Excerpts from an interface dataset:
____

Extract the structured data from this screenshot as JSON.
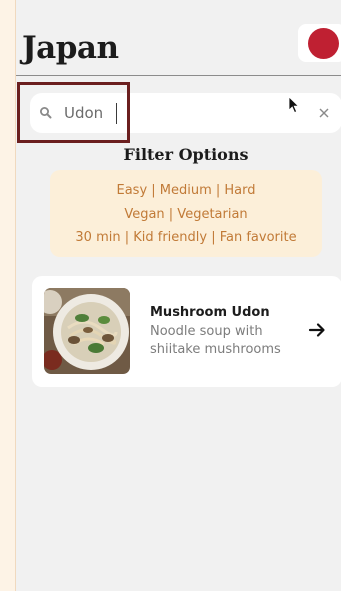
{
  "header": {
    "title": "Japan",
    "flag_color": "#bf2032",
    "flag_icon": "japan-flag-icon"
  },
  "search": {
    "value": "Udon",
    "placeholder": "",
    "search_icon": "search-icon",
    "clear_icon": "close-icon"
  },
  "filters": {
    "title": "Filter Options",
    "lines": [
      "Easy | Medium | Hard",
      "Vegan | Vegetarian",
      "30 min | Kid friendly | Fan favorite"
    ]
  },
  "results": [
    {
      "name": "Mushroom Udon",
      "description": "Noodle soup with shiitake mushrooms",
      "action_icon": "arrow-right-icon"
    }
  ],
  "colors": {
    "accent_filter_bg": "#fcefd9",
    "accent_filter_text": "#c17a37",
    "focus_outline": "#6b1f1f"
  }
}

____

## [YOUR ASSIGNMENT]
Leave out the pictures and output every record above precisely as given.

## [RESPONSE BELOW]
Extract the structured data from this screenshot as JSON.
{
  "header": {
    "title": "Japan",
    "flag_color": "#bf2032",
    "flag_icon": "japan-flag-icon"
  },
  "search": {
    "value": "Udon",
    "placeholder": "",
    "search_icon": "search-icon",
    "clear_icon": "close-icon"
  },
  "filters": {
    "title": "Filter Options",
    "lines": [
      "Easy | Medium | Hard",
      "Vegan | Vegetarian",
      "30 min | Kid friendly | Fan favorite"
    ]
  },
  "results": [
    {
      "name": "Mushroom Udon",
      "description": "Noodle soup with shiitake mushrooms",
      "action_icon": "arrow-right-icon"
    }
  ],
  "colors": {
    "accent_filter_bg": "#fcefd9",
    "accent_filter_text": "#c17a37",
    "focus_outline": "#6b1f1f"
  }
}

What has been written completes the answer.